Output the entries below exactly as written, omitting pictures.
-*-
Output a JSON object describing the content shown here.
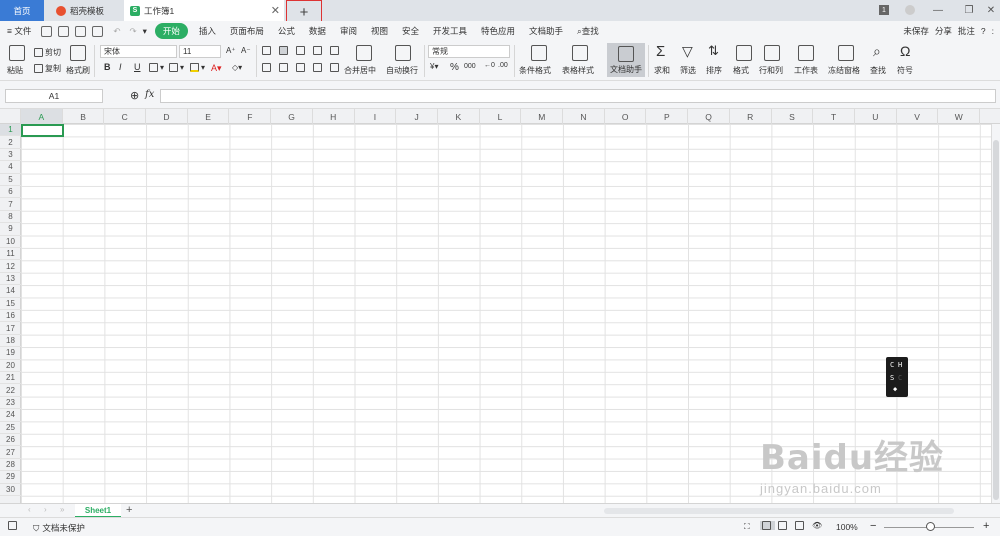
{
  "titlebar": {
    "tabs": [
      "首页",
      "稻壳模板",
      "工作簿1"
    ],
    "new_tab": "+",
    "close": "✕",
    "window_num": "1",
    "minimize": "—",
    "restore": "❐",
    "close_window": "✕"
  },
  "menubar": {
    "file": "≡ 文件",
    "items": [
      "开始",
      "插入",
      "页面布局",
      "公式",
      "数据",
      "审阅",
      "视图",
      "安全",
      "开发工具",
      "特色应用",
      "文档助手"
    ],
    "search": "查找",
    "right": [
      "未保存",
      "分享",
      "批注",
      "?",
      ":"
    ]
  },
  "ribbon": {
    "paste": "粘贴",
    "cut": "剪切",
    "copy": "复制",
    "format_painter": "格式刷",
    "font_name": "宋体",
    "font_size": "11",
    "grow": "A⁺",
    "shrink": "A⁻",
    "bold": "B",
    "italic": "I",
    "underline": "U",
    "merge_center": "合并居中",
    "wrap_text": "自动换行",
    "number_format": "常规",
    "percent": "%",
    "thousands": "000",
    "cond_format": "条件格式",
    "table_style": "表格样式",
    "doc_assist": "文档助手",
    "sum": "求和",
    "filter": "筛选",
    "sort": "排序",
    "format": "格式",
    "rowcol": "行和列",
    "worksheet": "工作表",
    "freeze": "冻结窗格",
    "find": "查找",
    "symbol": "符号"
  },
  "formulabar": {
    "cell_ref": "A1",
    "fx": "fx",
    "zoom_icon": "⊕"
  },
  "grid": {
    "columns": [
      "A",
      "B",
      "C",
      "D",
      "E",
      "F",
      "G",
      "H",
      "I",
      "J",
      "K",
      "L",
      "M",
      "N",
      "O",
      "P",
      "Q",
      "R",
      "S",
      "T",
      "U",
      "V",
      "W"
    ],
    "rows": [
      "1",
      "2",
      "3",
      "4",
      "5",
      "6",
      "7",
      "8",
      "9",
      "10",
      "11",
      "12",
      "13",
      "14",
      "15",
      "16",
      "17",
      "18",
      "19",
      "20",
      "21",
      "22",
      "23",
      "24",
      "25",
      "26",
      "27",
      "28",
      "29",
      "30"
    ]
  },
  "ime": {
    "c": "C",
    "h": "H",
    "s": "S",
    "c2": "C"
  },
  "sheetbar": {
    "sheet": "Sheet1",
    "add": "+"
  },
  "statusbar": {
    "protect": "文档未保护",
    "zoom": "100%",
    "minus": "−",
    "plus": "+"
  },
  "watermark": {
    "logo": "Baidu经验",
    "url": "jingyan.baidu.com"
  },
  "colors": {
    "accent": "#2cae64",
    "home_tab": "#3a7bd5",
    "highlight_box": "#dd3333"
  }
}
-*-
__RESPONSE AREA__.
Output a JSON object describing the content shown here.
{
  "titlebar": {
    "tabs": [
      "首页",
      "稻壳模板",
      "工作簿1"
    ],
    "new_tab": "+",
    "close": "✕",
    "window_num": "1",
    "minimize": "—",
    "restore": "❐",
    "close_window": "✕"
  },
  "menubar": {
    "file": "≡ 文件",
    "items": [
      "开始",
      "插入",
      "页面布局",
      "公式",
      "数据",
      "审阅",
      "视图",
      "安全",
      "开发工具",
      "特色应用",
      "文档助手"
    ],
    "search": "查找",
    "right": [
      "未保存",
      "分享",
      "批注",
      "?",
      ":"
    ]
  },
  "ribbon": {
    "paste": "粘贴",
    "cut": "剪切",
    "copy": "复制",
    "format_painter": "格式刷",
    "font_name": "宋体",
    "font_size": "11",
    "grow": "A⁺",
    "shrink": "A⁻",
    "bold": "B",
    "italic": "I",
    "underline": "U",
    "merge_center": "合并居中",
    "wrap_text": "自动换行",
    "number_format": "常规",
    "percent": "%",
    "thousands": "000",
    "cond_format": "条件格式",
    "table_style": "表格样式",
    "doc_assist": "文档助手",
    "sum": "求和",
    "filter": "筛选",
    "sort": "排序",
    "format": "格式",
    "rowcol": "行和列",
    "worksheet": "工作表",
    "freeze": "冻结窗格",
    "find": "查找",
    "symbol": "符号"
  },
  "formulabar": {
    "cell_ref": "A1",
    "fx": "fx",
    "zoom_icon": "⊕"
  },
  "grid": {
    "columns": [
      "A",
      "B",
      "C",
      "D",
      "E",
      "F",
      "G",
      "H",
      "I",
      "J",
      "K",
      "L",
      "M",
      "N",
      "O",
      "P",
      "Q",
      "R",
      "S",
      "T",
      "U",
      "V",
      "W"
    ],
    "rows": [
      "1",
      "2",
      "3",
      "4",
      "5",
      "6",
      "7",
      "8",
      "9",
      "10",
      "11",
      "12",
      "13",
      "14",
      "15",
      "16",
      "17",
      "18",
      "19",
      "20",
      "21",
      "22",
      "23",
      "24",
      "25",
      "26",
      "27",
      "28",
      "29",
      "30"
    ]
  },
  "ime": {
    "c": "C",
    "h": "H",
    "s": "S",
    "c2": "C"
  },
  "sheetbar": {
    "sheet": "Sheet1",
    "add": "+"
  },
  "statusbar": {
    "protect": "文档未保护",
    "zoom": "100%",
    "minus": "−",
    "plus": "+"
  },
  "watermark": {
    "logo": "Baidu经验",
    "url": "jingyan.baidu.com"
  },
  "colors": {
    "accent": "#2cae64",
    "home_tab": "#3a7bd5",
    "highlight_box": "#dd3333"
  }
}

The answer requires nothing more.